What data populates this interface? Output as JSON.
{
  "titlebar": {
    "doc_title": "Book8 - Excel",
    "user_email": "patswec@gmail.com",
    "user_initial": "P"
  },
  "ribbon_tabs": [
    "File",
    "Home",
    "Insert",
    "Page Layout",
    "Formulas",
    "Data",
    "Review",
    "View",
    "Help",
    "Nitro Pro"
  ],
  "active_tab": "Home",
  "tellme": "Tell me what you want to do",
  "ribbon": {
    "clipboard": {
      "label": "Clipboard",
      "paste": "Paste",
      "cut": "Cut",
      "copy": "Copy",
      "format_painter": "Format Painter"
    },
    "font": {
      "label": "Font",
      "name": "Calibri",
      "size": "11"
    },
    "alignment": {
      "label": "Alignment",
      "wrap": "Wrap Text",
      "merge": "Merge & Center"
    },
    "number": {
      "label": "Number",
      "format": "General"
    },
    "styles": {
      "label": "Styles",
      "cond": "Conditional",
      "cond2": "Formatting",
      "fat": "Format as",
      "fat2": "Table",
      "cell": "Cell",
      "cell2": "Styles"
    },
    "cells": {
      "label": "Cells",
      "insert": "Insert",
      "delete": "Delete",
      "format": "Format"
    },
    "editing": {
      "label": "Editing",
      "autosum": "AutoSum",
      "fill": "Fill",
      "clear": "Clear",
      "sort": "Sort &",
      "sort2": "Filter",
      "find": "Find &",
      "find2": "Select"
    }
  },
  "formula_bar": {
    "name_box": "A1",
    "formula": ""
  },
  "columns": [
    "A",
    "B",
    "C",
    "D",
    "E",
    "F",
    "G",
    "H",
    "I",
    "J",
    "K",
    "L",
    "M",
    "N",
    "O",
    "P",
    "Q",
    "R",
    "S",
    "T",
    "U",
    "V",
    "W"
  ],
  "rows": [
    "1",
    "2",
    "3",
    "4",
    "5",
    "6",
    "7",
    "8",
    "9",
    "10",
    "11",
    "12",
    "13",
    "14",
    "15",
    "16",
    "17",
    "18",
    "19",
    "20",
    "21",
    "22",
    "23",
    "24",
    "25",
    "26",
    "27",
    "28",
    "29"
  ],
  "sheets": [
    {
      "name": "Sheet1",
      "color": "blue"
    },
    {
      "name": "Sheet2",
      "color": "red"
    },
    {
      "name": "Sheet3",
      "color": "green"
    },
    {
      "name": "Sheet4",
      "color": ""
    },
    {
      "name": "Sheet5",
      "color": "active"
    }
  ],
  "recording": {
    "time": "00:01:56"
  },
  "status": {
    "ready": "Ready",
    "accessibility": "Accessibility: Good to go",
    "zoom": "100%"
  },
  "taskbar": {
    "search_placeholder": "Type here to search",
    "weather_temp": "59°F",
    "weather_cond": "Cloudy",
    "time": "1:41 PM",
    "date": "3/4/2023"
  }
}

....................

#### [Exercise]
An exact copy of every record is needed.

#### [Answer section]
What data populates this interface? Output as JSON.
{
  "titlebar": {
    "doc_title": "Book8 - Excel",
    "user_email": "patswec@gmail.com",
    "user_initial": "P"
  },
  "ribbon_tabs": [
    "File",
    "Home",
    "Insert",
    "Page Layout",
    "Formulas",
    "Data",
    "Review",
    "View",
    "Help",
    "Nitro Pro"
  ],
  "active_tab": "Home",
  "tellme": "Tell me what you want to do",
  "ribbon": {
    "clipboard": {
      "label": "Clipboard",
      "paste": "Paste",
      "cut": "Cut",
      "copy": "Copy",
      "format_painter": "Format Painter"
    },
    "font": {
      "label": "Font",
      "name": "Calibri",
      "size": "11"
    },
    "alignment": {
      "label": "Alignment",
      "wrap": "Wrap Text",
      "merge": "Merge & Center"
    },
    "number": {
      "label": "Number",
      "format": "General"
    },
    "styles": {
      "label": "Styles",
      "cond": "Conditional",
      "cond2": "Formatting",
      "fat": "Format as",
      "fat2": "Table",
      "cell": "Cell",
      "cell2": "Styles"
    },
    "cells": {
      "label": "Cells",
      "insert": "Insert",
      "delete": "Delete",
      "format": "Format"
    },
    "editing": {
      "label": "Editing",
      "autosum": "AutoSum",
      "fill": "Fill",
      "clear": "Clear",
      "sort": "Sort &",
      "sort2": "Filter",
      "find": "Find &",
      "find2": "Select"
    }
  },
  "formula_bar": {
    "name_box": "A1",
    "formula": ""
  },
  "columns": [
    "A",
    "B",
    "C",
    "D",
    "E",
    "F",
    "G",
    "H",
    "I",
    "J",
    "K",
    "L",
    "M",
    "N",
    "O",
    "P",
    "Q",
    "R",
    "S",
    "T",
    "U",
    "V",
    "W"
  ],
  "rows": [
    "1",
    "2",
    "3",
    "4",
    "5",
    "6",
    "7",
    "8",
    "9",
    "10",
    "11",
    "12",
    "13",
    "14",
    "15",
    "16",
    "17",
    "18",
    "19",
    "20",
    "21",
    "22",
    "23",
    "24",
    "25",
    "26",
    "27",
    "28",
    "29"
  ],
  "sheets": [
    {
      "name": "Sheet1",
      "color": "blue"
    },
    {
      "name": "Sheet2",
      "color": "red"
    },
    {
      "name": "Sheet3",
      "color": "green"
    },
    {
      "name": "Sheet4",
      "color": ""
    },
    {
      "name": "Sheet5",
      "color": "active"
    }
  ],
  "recording": {
    "time": "00:01:56"
  },
  "status": {
    "ready": "Ready",
    "accessibility": "Accessibility: Good to go",
    "zoom": "100%"
  },
  "taskbar": {
    "search_placeholder": "Type here to search",
    "weather_temp": "59°F",
    "weather_cond": "Cloudy",
    "time": "1:41 PM",
    "date": "3/4/2023"
  }
}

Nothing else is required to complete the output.